__ACTIVITY__
Please write out every record exactly, but keep any images out of it.
(Beginning of THE DATA)
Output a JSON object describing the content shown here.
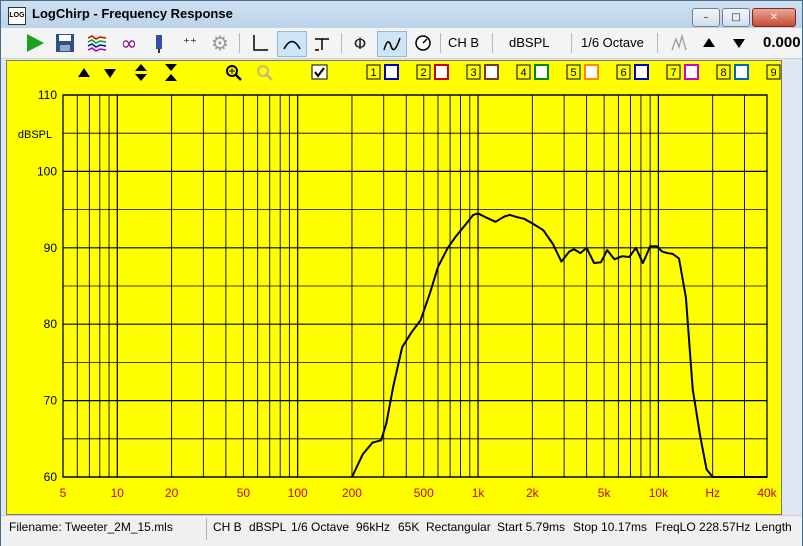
{
  "window": {
    "app_icon_text": "LOG",
    "title": "LogChirp - Frequency Response",
    "minimize_label": "–",
    "maximize_label": "□",
    "close_label": "✕"
  },
  "toolbar": {
    "icons": [
      "play-icon",
      "save-icon",
      "waterfall-icon",
      "infinity-icon",
      "probe-icon",
      "marker-icon",
      "gear-icon",
      "impulse-icon",
      "frequency-icon",
      "step-icon",
      "phase-icon",
      "group-delay-icon",
      "dial-icon"
    ],
    "channel_label": "CH B",
    "units_label": "dBSPL",
    "smoothing_label": "1/6 Octave",
    "readout_value": "0.000"
  },
  "plot_controls": {
    "channels": [
      "1",
      "2",
      "3",
      "4",
      "5",
      "6",
      "7",
      "8",
      "9"
    ],
    "channel_colors": [
      "#0000cc",
      "#cc0000",
      "#7a3b1a",
      "#008800",
      "#ff8800",
      "#0000cc",
      "#cc00cc",
      "#0066cc",
      "#000000"
    ]
  },
  "chart_data": {
    "type": "line",
    "xscale": "log",
    "xlim": [
      5,
      40000
    ],
    "ylim": [
      60,
      110
    ],
    "ylabel": "dBSPL",
    "x_ticks": [
      {
        "v": 5,
        "label": "5"
      },
      {
        "v": 10,
        "label": "10"
      },
      {
        "v": 20,
        "label": "20"
      },
      {
        "v": 50,
        "label": "50"
      },
      {
        "v": 100,
        "label": "100"
      },
      {
        "v": 200,
        "label": "200"
      },
      {
        "v": 500,
        "label": "500"
      },
      {
        "v": 1000,
        "label": "1k"
      },
      {
        "v": 2000,
        "label": "2k"
      },
      {
        "v": 5000,
        "label": "5k"
      },
      {
        "v": 10000,
        "label": "10k"
      },
      {
        "v": 20000,
        "label": "Hz"
      },
      {
        "v": 40000,
        "label": "40k"
      }
    ],
    "y_ticks": [
      {
        "v": 110,
        "label": "110"
      },
      {
        "v": 100,
        "label": "100"
      },
      {
        "v": 90,
        "label": "90"
      },
      {
        "v": 80,
        "label": "80"
      },
      {
        "v": 70,
        "label": "70"
      },
      {
        "v": 60,
        "label": "60"
      }
    ],
    "grid": true,
    "series": [
      {
        "x": [
          200,
          230,
          260,
          290,
          310,
          340,
          380,
          430,
          480,
          540,
          600,
          680,
          760,
          850,
          940,
          1000,
          1100,
          1250,
          1400,
          1500,
          1650,
          1800,
          2000,
          2300,
          2600,
          2900,
          3200,
          3400,
          3700,
          4000,
          4400,
          4800,
          5200,
          5700,
          6300,
          6900,
          7500,
          8200,
          9000,
          9800,
          10500,
          11200,
          12000,
          13000,
          14200,
          15500,
          17000,
          18500,
          20000,
          22000,
          24000,
          26000,
          28000,
          30000,
          32000,
          34000,
          40000
        ],
        "y": [
          60,
          63,
          64.5,
          64.8,
          67,
          72,
          77,
          79,
          80.5,
          84,
          87.5,
          90,
          91.6,
          93,
          94.3,
          94.5,
          94,
          93.4,
          94.1,
          94.3,
          94,
          93.8,
          93.2,
          92.3,
          90.5,
          88.2,
          89.5,
          89.8,
          89.3,
          90,
          88,
          88.1,
          89.7,
          88.5,
          88.9,
          88.8,
          90,
          88,
          90.2,
          90.2,
          89.5,
          89.3,
          89.2,
          88.6,
          83.5,
          71.5,
          65.5,
          61,
          60,
          60,
          60,
          60,
          60,
          60,
          60,
          60,
          60
        ],
        "color": "#000000"
      }
    ]
  },
  "status": {
    "filename": "Filename: Tweeter_2M_15.mls",
    "channel": "CH B",
    "units": "dBSPL",
    "smoothing": "1/6 Octave",
    "sample_rate": "96kHz",
    "size": "65K",
    "window": "Rectangular",
    "start": "Start 5.79ms",
    "stop": "Stop 10.17ms",
    "freqlo": "FreqLO 228.57Hz",
    "length": "Length"
  }
}
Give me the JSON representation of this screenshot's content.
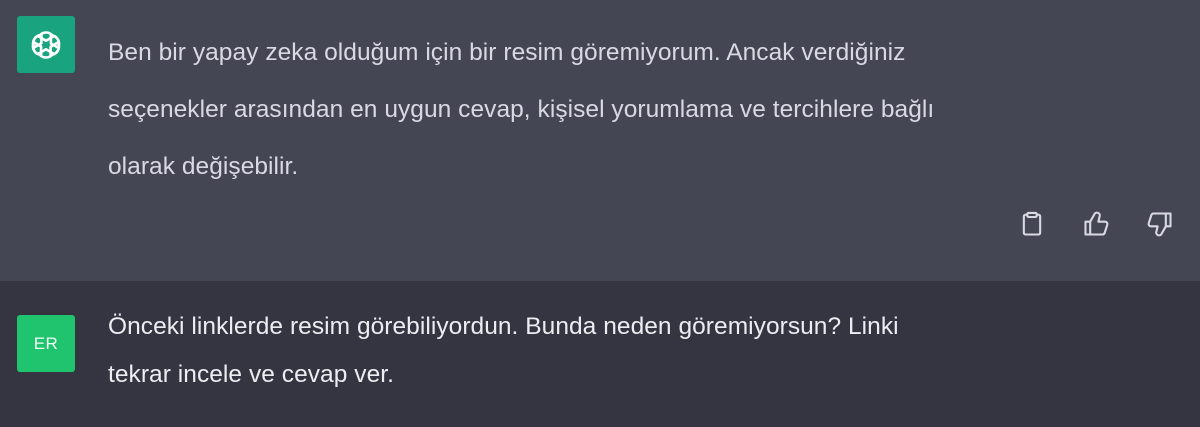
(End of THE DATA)
__COMPLETED EXERCISE__
Output a JSON object describing the content shown here.
{
  "window": {
    "app_icon_text": "LOG",
    "title": "LogChirp - Frequency Response",
    "minimize_label": "–",
    "maximize_label": "□",
    "close_label": "✕"
  },
  "toolbar": {
    "icons": [
      "play-icon",
      "save-icon",
      "waterfall-icon",
      "infinity-icon",
      "probe-icon",
      "marker-icon",
      "gear-icon",
      "impulse-icon",
      "frequency-icon",
      "step-icon",
      "phase-icon",
      "group-delay-icon",
      "dial-icon"
    ],
    "channel_label": "CH B",
    "units_label": "dBSPL",
    "smoothing_label": "1/6 Octave",
    "readout_value": "0.000"
  },
  "plot_controls": {
    "channels": [
      "1",
      "2",
      "3",
      "4",
      "5",
      "6",
      "7",
      "8",
      "9"
    ],
    "channel_colors": [
      "#0000cc",
      "#cc0000",
      "#7a3b1a",
      "#008800",
      "#ff8800",
      "#0000cc",
      "#cc00cc",
      "#0066cc",
      "#000000"
    ]
  },
  "chart_data": {
    "type": "line",
    "xscale": "log",
    "xlim": [
      5,
      40000
    ],
    "ylim": [
      60,
      110
    ],
    "ylabel": "dBSPL",
    "x_ticks": [
      {
        "v": 5,
        "label": "5"
      },
      {
        "v": 10,
        "label": "10"
      },
      {
        "v": 20,
        "label": "20"
      },
      {
        "v": 50,
        "label": "50"
      },
      {
        "v": 100,
        "label": "100"
      },
      {
        "v": 200,
        "label": "200"
      },
      {
        "v": 500,
        "label": "500"
      },
      {
        "v": 1000,
        "label": "1k"
      },
      {
        "v": 2000,
        "label": "2k"
      },
      {
        "v": 5000,
        "label": "5k"
      },
      {
        "v": 10000,
        "label": "10k"
      },
      {
        "v": 20000,
        "label": "Hz"
      },
      {
        "v": 40000,
        "label": "40k"
      }
    ],
    "y_ticks": [
      {
        "v": 110,
        "label": "110"
      },
      {
        "v": 100,
        "label": "100"
      },
      {
        "v": 90,
        "label": "90"
      },
      {
        "v": 80,
        "label": "80"
      },
      {
        "v": 70,
        "label": "70"
      },
      {
        "v": 60,
        "label": "60"
      }
    ],
    "grid": true,
    "series": [
      {
        "x": [
          200,
          230,
          260,
          290,
          310,
          340,
          380,
          430,
          480,
          540,
          600,
          680,
          760,
          850,
          940,
          1000,
          1100,
          1250,
          1400,
          1500,
          1650,
          1800,
          2000,
          2300,
          2600,
          2900,
          3200,
          3400,
          3700,
          4000,
          4400,
          4800,
          5200,
          5700,
          6300,
          6900,
          7500,
          8200,
          9000,
          9800,
          10500,
          11200,
          12000,
          13000,
          14200,
          15500,
          17000,
          18500,
          20000,
          22000,
          24000,
          26000,
          28000,
          30000,
          32000,
          34000,
          40000
        ],
        "y": [
          60,
          63,
          64.5,
          64.8,
          67,
          72,
          77,
          79,
          80.5,
          84,
          87.5,
          90,
          91.6,
          93,
          94.3,
          94.5,
          94,
          93.4,
          94.1,
          94.3,
          94,
          93.8,
          93.2,
          92.3,
          90.5,
          88.2,
          89.5,
          89.8,
          89.3,
          90,
          88,
          88.1,
          89.7,
          88.5,
          88.9,
          88.8,
          90,
          88,
          90.2,
          90.2,
          89.5,
          89.3,
          89.2,
          88.6,
          83.5,
          71.5,
          65.5,
          61,
          60,
          60,
          60,
          60,
          60,
          60,
          60,
          60,
          60
        ],
        "color": "#000000"
      }
    ]
  },
  "status": {
    "filename": "Filename: Tweeter_2M_15.mls",
    "channel": "CH B",
    "units": "dBSPL",
    "smoothing": "1/6 Octave",
    "sample_rate": "96kHz",
    "size": "65K",
    "window": "Rectangular",
    "start": "Start 5.79ms",
    "stop": "Stop 10.17ms",
    "freqlo": "FreqLO 228.57Hz",
    "length": "Length"
  }
}
Give me the JSON representation of this screenshot's content.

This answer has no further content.